From pre-history to the WTO
Vietnam’s history is complicated – a minestrone of kingdoms and dynasties, invasions and resistance, independence and occupation. Guide books and potted histories that attempt a chronological synopsis of the 500,000 years since the first human habitation of Vietnam usually end up as an impenetrable mêlée of names and dates.
Rather than providing our customers with information that is freely available elsewhere, we prefer to try to interpret the development process that has led to modern Vietnam and attempt to shed a little light upon some of the more arcane, or positively baffling, modes of conduct and behaviour encountered by visitors to our country.
Putting chronology on one side, each of the eight pages in this section follows a particular theme, tracing the influences that have shaped and moulded the Vietnamese people over two millennia. They are intended to provide a framework to enable visitors to place the things they see and hear in a context that makes sense.
Striving for sovereignty
Since their emergence in the Vietnamese heartland of the Red River Delta seven thousand years ago, the Vietnamese have fought for their independence. This struggle, beginning with a thousand years of Chinese domination from the second century BC, has been a potent element in creating the Vietnam of today.
Vietnam’s history has been one of resistance interspersed by periods of feudal communalism under dynastic rule. Many invaders have sought to conquer the country, including Kublai Khan's Mongol army, and a few have succeeded. However, in every case, the Vietnamese have ultimately triumphed.
The Confucian influence
Whilst religion has been a powerful influence, the strictures of Confucianism, the most successful instrument of large-scale social control ever devised, have probably been the defining factor in the evolution of the Vietnamese character. An outline of its philosophy and development is a prerequisite to an understanding of modern Vietnam.
Incorporation and the tranformation
Vietnam has experienced numerous incursions of foreign forces, and their subsequent expulsion, throughout its history. Rapidly alternating balances of power have been instrumental in shaping the remarkable pragmatism of its people, and underpinned their assimilation of foreign religions and philosophies: beliefs and ideas that were absorbed and transformed into something distinctly Vietnamese.
Colonial occupation and liberation
The impact of a hundred years of colonialism has also left its mark, but perhaps more upon the tangible infrastructure of the country, rather than its people. However, the French occupation earns its right to being a discrete theme by its galvanising effect upon Vietnam’s burning desire for liberation and the subsequent commitment of most of its people to all-out war against the forces of the United States and its allies.
Reunification and a new direction
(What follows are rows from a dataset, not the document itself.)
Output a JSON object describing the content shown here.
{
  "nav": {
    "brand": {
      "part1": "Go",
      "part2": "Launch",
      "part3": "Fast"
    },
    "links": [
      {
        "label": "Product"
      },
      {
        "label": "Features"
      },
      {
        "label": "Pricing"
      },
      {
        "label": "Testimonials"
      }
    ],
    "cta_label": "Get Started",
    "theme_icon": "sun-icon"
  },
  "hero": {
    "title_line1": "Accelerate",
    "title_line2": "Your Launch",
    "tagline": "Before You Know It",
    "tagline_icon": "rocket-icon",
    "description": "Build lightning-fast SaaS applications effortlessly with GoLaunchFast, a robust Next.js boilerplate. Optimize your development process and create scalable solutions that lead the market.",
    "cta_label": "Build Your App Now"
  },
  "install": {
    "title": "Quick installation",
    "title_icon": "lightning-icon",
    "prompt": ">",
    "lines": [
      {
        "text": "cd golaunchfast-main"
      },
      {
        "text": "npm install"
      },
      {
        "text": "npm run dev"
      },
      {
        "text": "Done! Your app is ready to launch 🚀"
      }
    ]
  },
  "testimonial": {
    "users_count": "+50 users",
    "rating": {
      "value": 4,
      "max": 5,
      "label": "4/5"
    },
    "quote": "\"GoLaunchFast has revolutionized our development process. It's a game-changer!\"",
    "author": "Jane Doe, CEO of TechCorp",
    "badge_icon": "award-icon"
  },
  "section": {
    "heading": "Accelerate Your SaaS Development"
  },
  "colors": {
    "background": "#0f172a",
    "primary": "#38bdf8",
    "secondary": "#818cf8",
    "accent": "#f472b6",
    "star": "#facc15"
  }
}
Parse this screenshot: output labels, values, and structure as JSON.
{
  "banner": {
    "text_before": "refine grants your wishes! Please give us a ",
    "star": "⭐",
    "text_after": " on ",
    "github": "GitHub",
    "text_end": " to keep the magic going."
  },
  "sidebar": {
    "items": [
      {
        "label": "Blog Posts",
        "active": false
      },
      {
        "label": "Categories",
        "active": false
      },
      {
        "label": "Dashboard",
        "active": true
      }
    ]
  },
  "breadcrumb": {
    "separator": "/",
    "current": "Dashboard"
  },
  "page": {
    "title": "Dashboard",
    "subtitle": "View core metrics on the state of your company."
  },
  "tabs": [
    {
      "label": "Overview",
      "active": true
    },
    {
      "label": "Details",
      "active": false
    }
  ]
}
After victory, re-unification and eventual international recognition of Vietnam as a free and sovereign state, all these themes combined to set the stage for Vietnam’s recovery, reconciliation and eventual emergence into the world community. As our country struggles to establish its relationships and roles in the emerging world order of the new millennium and prepares for entry to the World Trade Organisation, the current pages of Vietnam’s history are being written by the juggernaut of globalisation, and its impact upon a people who virtually bypassed the twentieth century.